I’ve been to Japan once before with a friend in 2006. It was a fun experience and though neither of us spoke Japanese, it wasn’t too hard to get around since a lot of people understand English though they are usually shy to speak it. This time around I had a Japanese speaker with me so there were definitely less blank stares, “uh…”‘s and “ano…”‘s.

Yuian in Shinjuku Tokyo

On the first night we ate at Yuian, an upscale izakaya on the 52rd floor of a building in Shinjuku featuring great views from large glass walls. You know you’re in for a treat when you arrive and there are people stumbling out drunk.

Sake at Yuian

If you’re not familiar with izakayas, they’re restaurants that serve small dishes to share and eat while drinking with friends. I don’t remember what we ate here exactly but I do remember a few rounds of beer and sake.

bakery below department store

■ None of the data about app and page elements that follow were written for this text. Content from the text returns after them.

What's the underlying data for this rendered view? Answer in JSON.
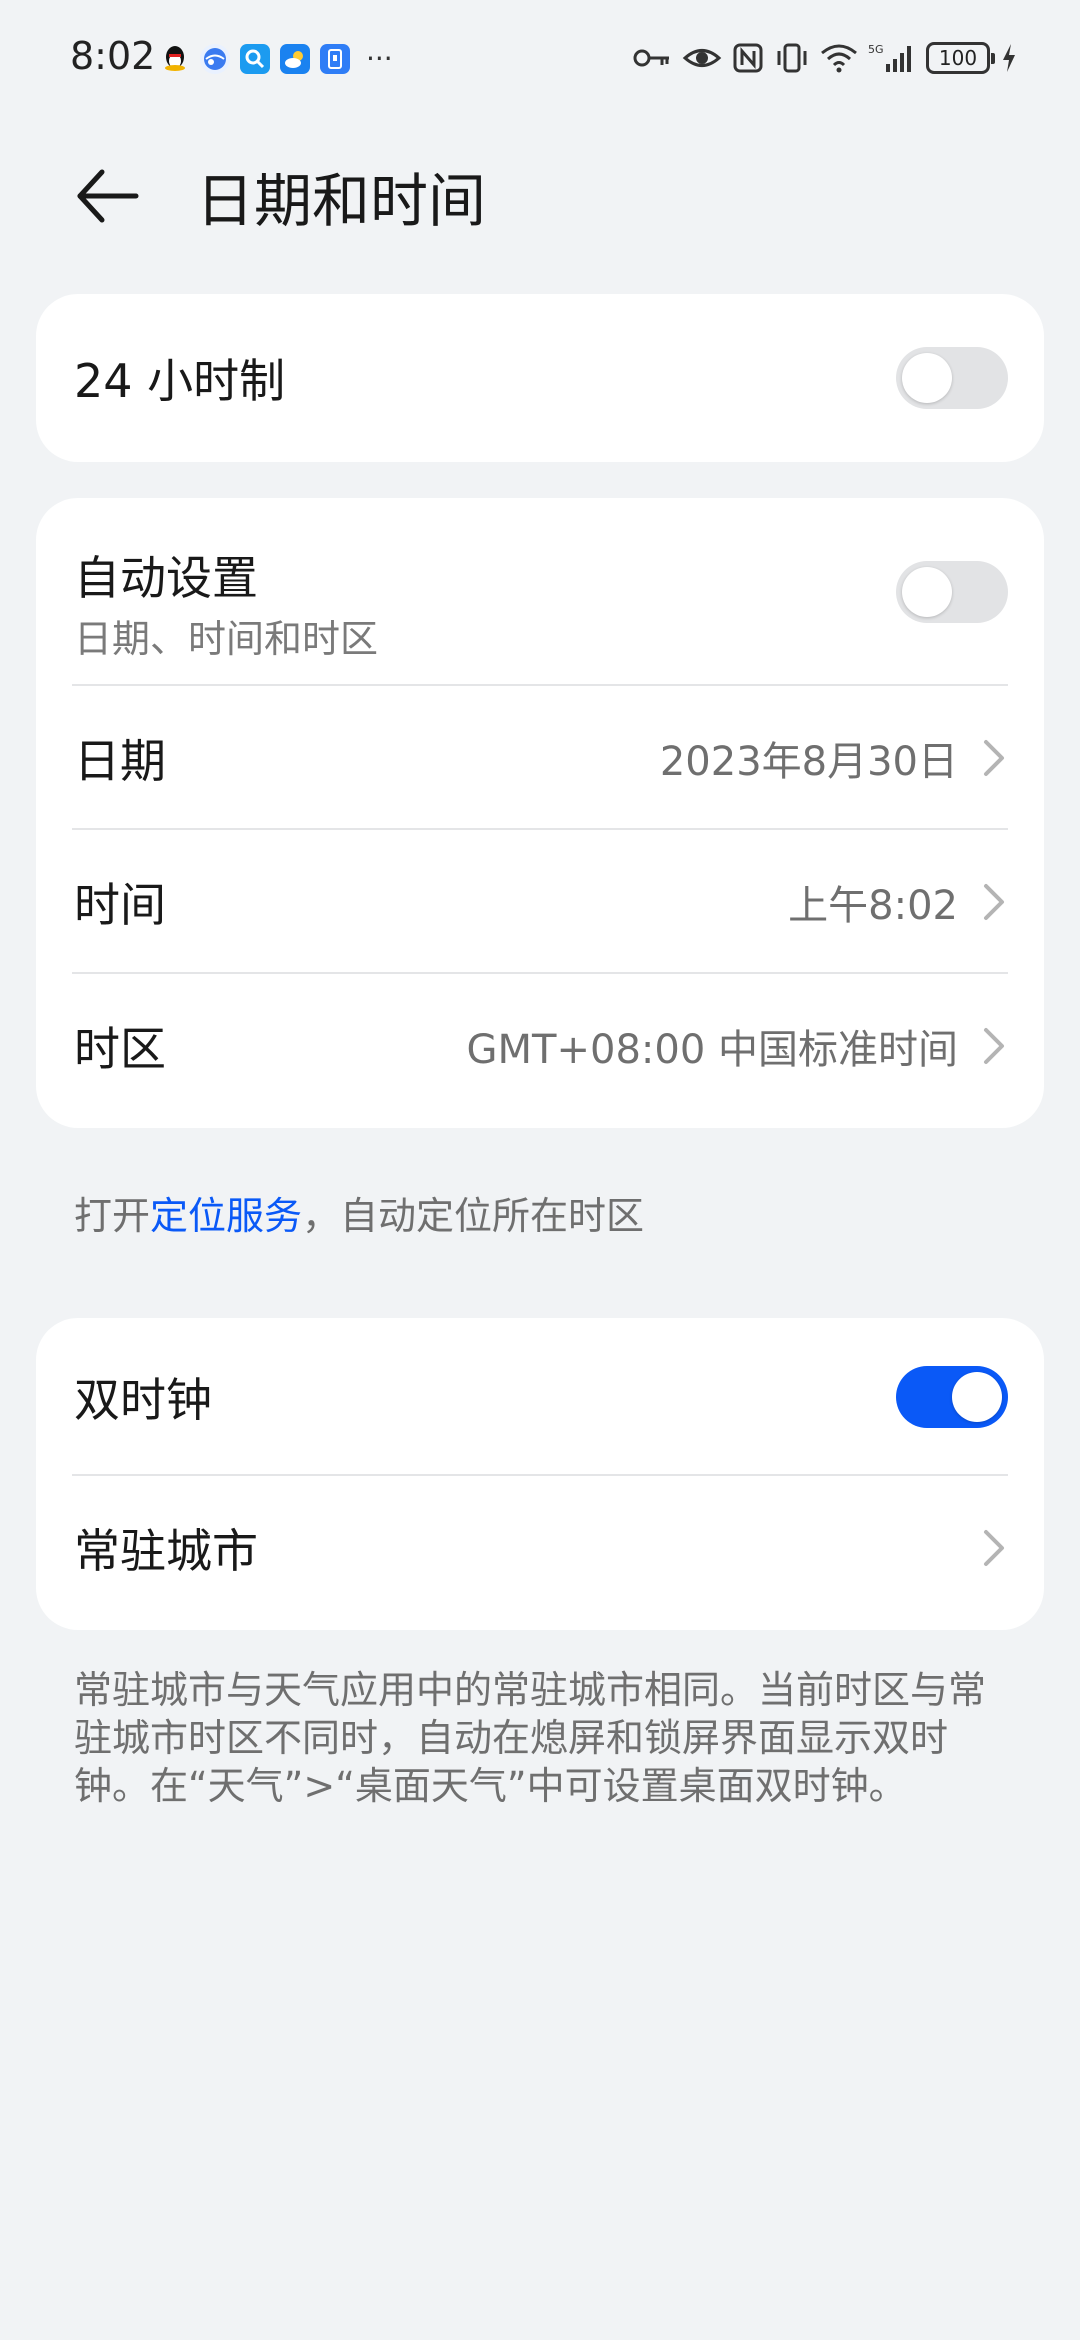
{
  "status_bar": {
    "time": "8:02",
    "more": "···",
    "battery": "100"
  },
  "header": {
    "title": "日期和时间"
  },
  "card_24h": {
    "label": "24 小时制",
    "toggle_on": false
  },
  "card_datetime": {
    "auto": {
      "label": "自动设置",
      "sub": "日期、时间和时区",
      "toggle_on": false
    },
    "date": {
      "label": "日期",
      "value": "2023年8月30日"
    },
    "time": {
      "label": "时间",
      "value": "上午8:02"
    },
    "timezone": {
      "label": "时区",
      "value": "GMT+08:00 中国标准时间"
    }
  },
  "location_note": {
    "prefix": "打开",
    "link": "定位服务",
    "suffix": "，自动定位所在时区"
  },
  "card_dual": {
    "dual_clock": {
      "label": "双时钟",
      "toggle_on": true
    },
    "home_city": {
      "label": "常驻城市"
    }
  },
  "dual_note": {
    "text": "常驻城市与天气应用中的常驻城市相同。当前时区与常驻城市时区不同时，自动在熄屏和锁屏界面显示双时钟。在“天气”>“桌面天气”中可设置桌面双时钟。"
  },
  "colors": {
    "accent": "#0a59f7",
    "background": "#f1f3f5",
    "card": "#ffffff"
  }
}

A lot of department stores in Tokyo have underground food areas with really great food. I didn’t try them but this bakery had some pretty cakes.

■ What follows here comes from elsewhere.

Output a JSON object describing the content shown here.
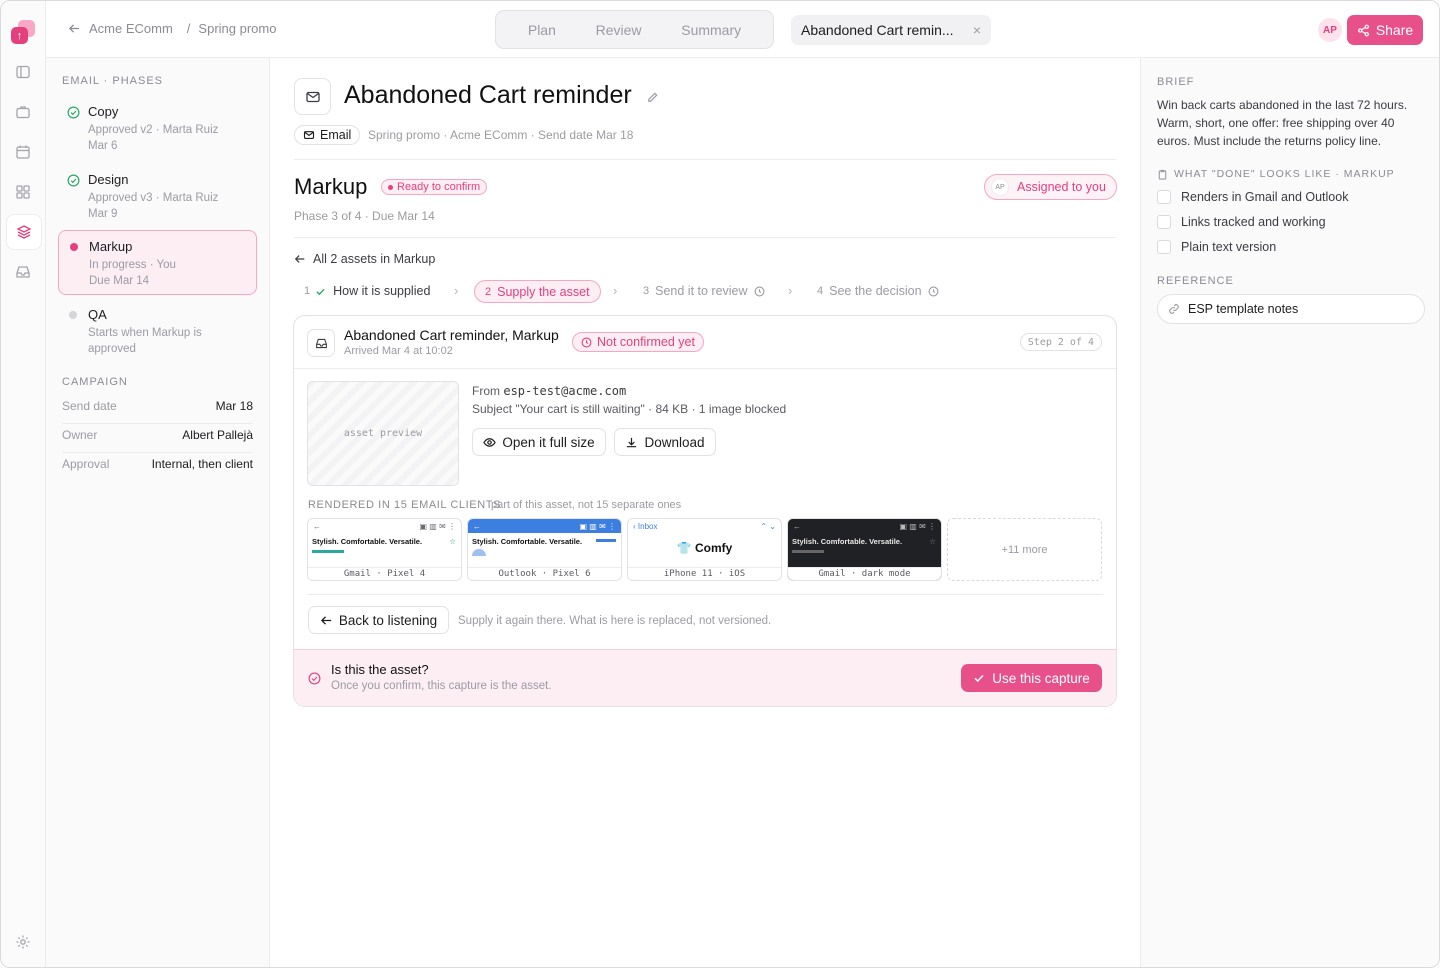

gundam statue

We had a chance to check out the life-sized Gundam statue before it was torn down. Even though it was so huge we had trouble finding it; we barely saw it’s head sticking out from the trees. Apparently Kyoto is going to one-up Tokyo with a life-sized statue of another famous anime robo.

tsukiji fish market

We went to the Tsukiji fish market which is the largest fish market in the world. Let me tell you that the vendors here are definitely not happy to see you. Everyone here has a “get lost” attitude and it’s understandable; they’re busy and you’re in the way. It’s in all the guide books but I don’t suggest going.

Temple in Kobe

Japan has a lot of temples and shrines to see but last time I was in Japan I saw a lot and after a while they all look the same. We ran into this one accidentally while exploring Kobe.

Hanshin Tigers Game

While in Osaka, we watched the Hanshin Tigers play at home.

Yakiniku in Kobe

All you can eat yakiniku is always nice. We had 90 minutes to stuff our faces; I was ready to burst at 60 minutes.

We covered 4 cities in 6 days which is definitely not enough time; even worse, we caught the flu two days in. However, we had all been to Japan previously so we were ready to move on to Viet Nam. Good bye, Japan.

Geotagging Photos

Tuesday, January 5th, 2010

Last September I took a month long trip with a few friends to Asia; Japan, Vietnam, Thailand, Malaysia, Hong Kong to be exact. I love how the iPhone geo-tags (saves GPS coordinates in the EXIF data)¬† photos and find the display features on flickr and iPhoto to be pretty awesome. I figured that since I’d be taking all these photos in Asia with my DSLR, it’d be nice have all the photos I take also be geo-tagged. A quick google search brought up this gem:

This unit (Amod AGL3080) is about the size of a pager, runs all day off of 3 AAA batteries, and has the memory capacity for almost 4000 hours. The best part was that I was able to score one off eBay for $5 right before I left for the trip but brand new it’s still relatively inexpensive ($65 from Amazon). Basically all you have to do is turn it on, keep it in your backpack or whatever, and it’ll start logging your GPS coordinate with a time stamp. With the included software you can then match the time stamps with the ones on your photos and import the coordinates to the EXIF. It’s really that easy; the hardest parts were remembering to always have fresh batteries and taking it with me.

My First Post

Tuesday, January 5th, 2010

Time to start the new year off with an updated portfolio and a new layout!

After installing and customizing WordPress for a few clients, I found that I really liked the admin that is provided so I decided I’d use it to manage the content on my new personal site. I haven’t blogged in years but figured it’d be a good opportunity since I’m using WordPress.

Let’s just hope I can keep it up!